By David Rowley - Financial Times - Published: June 13 2010
Fund managers have used the launch of the South African based World Cup to bemoan UK pension funds’ resistance to investing in the continent.
The £1.2bn (€1.4bn, $1.8bn) Royal County of Berkshire pension fund is believed to be the only UK pension fund to have made a strategic investment to the continent via a small investment with the Morgan Stanley Frontier Fund.
The Morgan Stanley fund has invested in companies based in Ghana, Namibia, Nigeria, Botswana and Tunisia.
According to the South African-based investment firm StanLib, the only other exposure the top 100 UK pension funds have to the continent is through incidental exposure to South African mining stocks.

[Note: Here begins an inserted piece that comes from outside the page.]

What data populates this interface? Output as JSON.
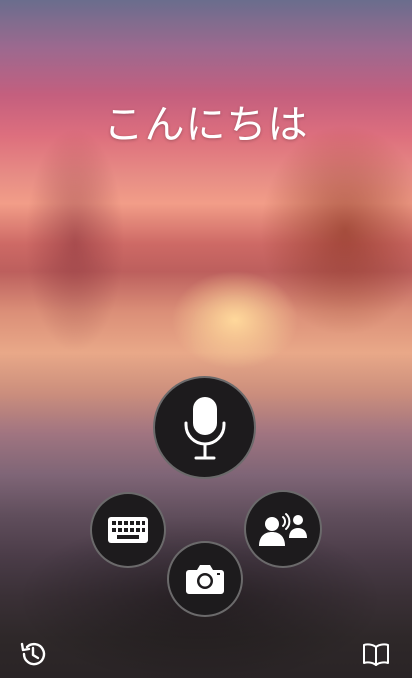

Dylan Evans, director of global investment markets at StanLib said: ‘From my own experience in trying to market Africa to pension funds and consultants in the UK there isn’t always a huge amount of interest.
“This seems a lost opportunity as StanLib research shows that a basket of Africa ex-South Africa’s largest 30 stocks has well outperformed all developed markets and the MSCI Emerging Market Index since the beginning of the last global bull market in 2003.”
Nick Greenwood, pensions manager at the Berkshire fund, made his first investment with Morgan Stanley Frontier Fund in January 2008 and said: “I am a firm believer in the investment thesis for frontier markets.”
The £7bn West Midlands pension fund is also planning to invest in Africa through diversified frontier funds. Judy Saunders, chief investment officer at the fund, said investing in frontier markets would come with greater volatility, but offered the opportunity for higher returns.
This lack of pension fund involvement in Africa contrasts with the enthusiasm of leading fund managers.
Nick Price, portfolio manager with Fidelity International, said: “Africa is one of the least researched of the emerging market regions and so hides some of the best value opportunities for pioneering investors willing to do their homework.
“The continent is one of the few regions of the world to have avoided recession in 2009 and has emerged from the financial crisis relatively unscathed.”